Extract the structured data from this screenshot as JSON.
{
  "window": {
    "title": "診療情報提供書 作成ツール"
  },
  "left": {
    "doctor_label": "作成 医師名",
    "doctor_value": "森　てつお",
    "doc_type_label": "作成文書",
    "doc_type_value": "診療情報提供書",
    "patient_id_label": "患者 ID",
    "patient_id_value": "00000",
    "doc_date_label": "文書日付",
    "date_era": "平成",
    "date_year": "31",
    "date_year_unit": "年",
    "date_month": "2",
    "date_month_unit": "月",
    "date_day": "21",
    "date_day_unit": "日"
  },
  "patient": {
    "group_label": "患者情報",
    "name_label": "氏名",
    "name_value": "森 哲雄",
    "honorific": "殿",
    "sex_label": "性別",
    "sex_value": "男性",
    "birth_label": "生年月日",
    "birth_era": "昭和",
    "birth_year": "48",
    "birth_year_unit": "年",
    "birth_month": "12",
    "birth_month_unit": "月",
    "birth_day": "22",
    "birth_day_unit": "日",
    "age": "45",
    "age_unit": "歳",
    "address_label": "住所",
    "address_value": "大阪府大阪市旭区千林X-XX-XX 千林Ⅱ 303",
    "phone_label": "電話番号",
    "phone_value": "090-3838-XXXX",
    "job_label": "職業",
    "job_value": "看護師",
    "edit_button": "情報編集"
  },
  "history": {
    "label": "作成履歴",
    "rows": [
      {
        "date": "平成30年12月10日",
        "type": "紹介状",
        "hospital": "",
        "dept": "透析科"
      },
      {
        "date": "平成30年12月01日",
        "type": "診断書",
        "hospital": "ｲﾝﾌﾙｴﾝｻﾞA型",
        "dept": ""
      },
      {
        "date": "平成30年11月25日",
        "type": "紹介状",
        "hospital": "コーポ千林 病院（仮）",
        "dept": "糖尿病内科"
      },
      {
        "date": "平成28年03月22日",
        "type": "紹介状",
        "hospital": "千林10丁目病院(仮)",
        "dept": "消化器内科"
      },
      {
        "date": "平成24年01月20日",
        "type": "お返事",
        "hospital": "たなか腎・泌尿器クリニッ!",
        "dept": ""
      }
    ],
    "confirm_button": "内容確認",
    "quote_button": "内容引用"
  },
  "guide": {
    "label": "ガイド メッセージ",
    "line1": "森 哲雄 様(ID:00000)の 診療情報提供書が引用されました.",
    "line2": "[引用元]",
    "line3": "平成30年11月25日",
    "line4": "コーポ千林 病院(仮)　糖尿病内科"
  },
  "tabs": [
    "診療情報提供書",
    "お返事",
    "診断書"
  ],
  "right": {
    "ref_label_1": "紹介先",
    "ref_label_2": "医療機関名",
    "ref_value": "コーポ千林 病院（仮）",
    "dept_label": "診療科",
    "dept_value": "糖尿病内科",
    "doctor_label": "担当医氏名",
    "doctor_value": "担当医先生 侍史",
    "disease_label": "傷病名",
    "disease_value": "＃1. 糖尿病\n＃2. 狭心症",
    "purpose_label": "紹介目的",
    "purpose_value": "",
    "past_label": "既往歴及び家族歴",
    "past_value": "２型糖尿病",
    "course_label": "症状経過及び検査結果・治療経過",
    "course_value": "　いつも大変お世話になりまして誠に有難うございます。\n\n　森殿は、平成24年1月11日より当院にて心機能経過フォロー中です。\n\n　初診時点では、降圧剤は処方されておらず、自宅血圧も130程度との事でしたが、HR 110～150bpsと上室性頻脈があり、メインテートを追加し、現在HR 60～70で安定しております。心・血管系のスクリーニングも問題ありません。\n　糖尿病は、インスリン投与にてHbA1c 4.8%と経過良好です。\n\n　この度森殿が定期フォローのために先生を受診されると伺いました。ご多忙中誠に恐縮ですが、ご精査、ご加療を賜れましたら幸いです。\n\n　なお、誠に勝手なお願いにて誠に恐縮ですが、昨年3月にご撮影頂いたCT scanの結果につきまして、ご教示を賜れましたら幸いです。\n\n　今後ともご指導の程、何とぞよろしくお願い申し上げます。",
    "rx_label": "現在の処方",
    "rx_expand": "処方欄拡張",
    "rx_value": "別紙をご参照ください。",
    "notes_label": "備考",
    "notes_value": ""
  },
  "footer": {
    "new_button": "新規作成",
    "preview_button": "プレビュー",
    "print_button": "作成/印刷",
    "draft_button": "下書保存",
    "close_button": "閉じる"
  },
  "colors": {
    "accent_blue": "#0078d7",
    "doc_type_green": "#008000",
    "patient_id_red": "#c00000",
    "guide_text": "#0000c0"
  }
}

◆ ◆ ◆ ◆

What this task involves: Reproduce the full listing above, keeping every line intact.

Your response:
Extract the structured data from this screenshot as JSON.
{
  "window": {
    "title": "診療情報提供書 作成ツール"
  },
  "left": {
    "doctor_label": "作成 医師名",
    "doctor_value": "森　てつお",
    "doc_type_label": "作成文書",
    "doc_type_value": "診療情報提供書",
    "patient_id_label": "患者 ID",
    "patient_id_value": "00000",
    "doc_date_label": "文書日付",
    "date_era": "平成",
    "date_year": "31",
    "date_year_unit": "年",
    "date_month": "2",
    "date_month_unit": "月",
    "date_day": "21",
    "date_day_unit": "日"
  },
  "patient": {
    "group_label": "患者情報",
    "name_label": "氏名",
    "name_value": "森 哲雄",
    "honorific": "殿",
    "sex_label": "性別",
    "sex_value": "男性",
    "birth_label": "生年月日",
    "birth_era": "昭和",
    "birth_year": "48",
    "birth_year_unit": "年",
    "birth_month": "12",
    "birth_month_unit": "月",
    "birth_day": "22",
    "birth_day_unit": "日",
    "age": "45",
    "age_unit": "歳",
    "address_label": "住所",
    "address_value": "大阪府大阪市旭区千林X-XX-XX 千林Ⅱ 303",
    "phone_label": "電話番号",
    "phone_value": "090-3838-XXXX",
    "job_label": "職業",
    "job_value": "看護師",
    "edit_button": "情報編集"
  },
  "history": {
    "label": "作成履歴",
    "rows": [
      {
        "date": "平成30年12月10日",
        "type": "紹介状",
        "hospital": "",
        "dept": "透析科"
      },
      {
        "date": "平成30年12月01日",
        "type": "診断書",
        "hospital": "ｲﾝﾌﾙｴﾝｻﾞA型",
        "dept": ""
      },
      {
        "date": "平成30年11月25日",
        "type": "紹介状",
        "hospital": "コーポ千林 病院（仮）",
        "dept": "糖尿病内科"
      },
      {
        "date": "平成28年03月22日",
        "type": "紹介状",
        "hospital": "千林10丁目病院(仮)",
        "dept": "消化器内科"
      },
      {
        "date": "平成24年01月20日",
        "type": "お返事",
        "hospital": "たなか腎・泌尿器クリニッ!",
        "dept": ""
      }
    ],
    "confirm_button": "内容確認",
    "quote_button": "内容引用"
  },
  "guide": {
    "label": "ガイド メッセージ",
    "line1": "森 哲雄 様(ID:00000)の 診療情報提供書が引用されました.",
    "line2": "[引用元]",
    "line3": "平成30年11月25日",
    "line4": "コーポ千林 病院(仮)　糖尿病内科"
  },
  "tabs": [
    "診療情報提供書",
    "お返事",
    "診断書"
  ],
  "right": {
    "ref_label_1": "紹介先",
    "ref_label_2": "医療機関名",
    "ref_value": "コーポ千林 病院（仮）",
    "dept_label": "診療科",
    "dept_value": "糖尿病内科",
    "doctor_label": "担当医氏名",
    "doctor_value": "担当医先生 侍史",
    "disease_label": "傷病名",
    "disease_value": "＃1. 糖尿病\n＃2. 狭心症",
    "purpose_label": "紹介目的",
    "purpose_value": "",
    "past_label": "既往歴及び家族歴",
    "past_value": "２型糖尿病",
    "course_label": "症状経過及び検査結果・治療経過",
    "course_value": "　いつも大変お世話になりまして誠に有難うございます。\n\n　森殿は、平成24年1月11日より当院にて心機能経過フォロー中です。\n\n　初診時点では、降圧剤は処方されておらず、自宅血圧も130程度との事でしたが、HR 110～150bpsと上室性頻脈があり、メインテートを追加し、現在HR 60～70で安定しております。心・血管系のスクリーニングも問題ありません。\n　糖尿病は、インスリン投与にてHbA1c 4.8%と経過良好です。\n\n　この度森殿が定期フォローのために先生を受診されると伺いました。ご多忙中誠に恐縮ですが、ご精査、ご加療を賜れましたら幸いです。\n\n　なお、誠に勝手なお願いにて誠に恐縮ですが、昨年3月にご撮影頂いたCT scanの結果につきまして、ご教示を賜れましたら幸いです。\n\n　今後ともご指導の程、何とぞよろしくお願い申し上げます。",
    "rx_label": "現在の処方",
    "rx_expand": "処方欄拡張",
    "rx_value": "別紙をご参照ください。",
    "notes_label": "備考",
    "notes_value": ""
  },
  "footer": {
    "new_button": "新規作成",
    "preview_button": "プレビュー",
    "print_button": "作成/印刷",
    "draft_button": "下書保存",
    "close_button": "閉じる"
  },
  "colors": {
    "accent_blue": "#0078d7",
    "doc_type_green": "#008000",
    "patient_id_red": "#c00000",
    "guide_text": "#0000c0"
  }
}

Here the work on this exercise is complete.